Chronic Pain and Counselling Psychology: Application of the Existential-Phenomenological Four-Dimension Model in Working with Clients with Chronic Pain
Liersch U., Maher-Edwards L. (2017) Journal of Psychotherapy & Counselling Psychology Reflections, 31-39 http://regents.ac.uk/media/3490382/reflections-journal_september-2017.pdf

Teachers Seminar Handbook (2009) ISBN 978-965-7069-26-4

Collaborative development of solutions for classroom problems, tailored to institutes or the individual participant.

Weekly Column in an International Teachers Journal (2009–2012)

This industry periodical is published by HDEG* and has a readership of thousands, in more than thirty countries around the world. Providing answers and support for teachers that face behavioural or teaching problems with their day-to-day roles

Understanding of the phenomenology of chronic pain acceptance to enhance existing health services using Q. Pecha Kucha successfully presented at the CoP AC 2017 (U.Liersch)

Publication “Requesting help in toddlers at risk of ASD” Poster presented at annual BPS developmental conference 2012. (U. Liersch, T. Gliga, T. Charman, M. Johnson & the BASIS team)

Dignity and Respect in Clinical Interaction (2014): A tailored e-learning tool for hospitals

Advising on the structure and content of this e-learning tool, which is use within the NHS Trust in Croydon.

Publication “Requesting help in toddlers at risk of ASD” Poster successfully presented at annual BPS developmental conference 2012. (U. Liersch, T. Gliga, T. Charman, M. Johnson & the BASIS team)

Dignity and Respect in Clinical Interaction (2014): A tailored e-learning tool for hospitals

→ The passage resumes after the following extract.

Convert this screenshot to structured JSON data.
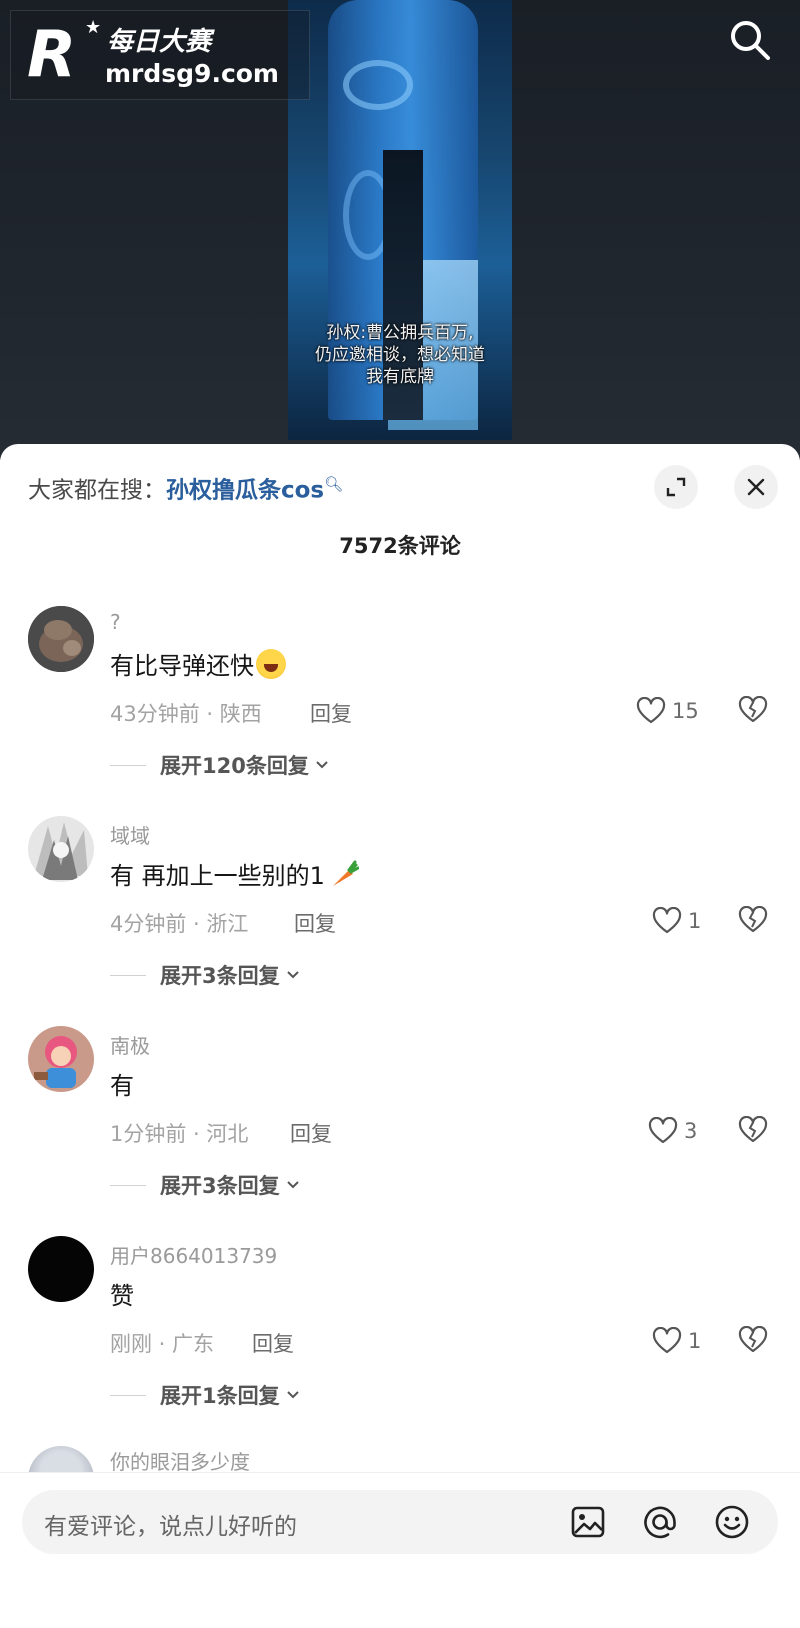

Advising on the structure and content of this e-learning tool, which is use within the NHS Trust in Croydon.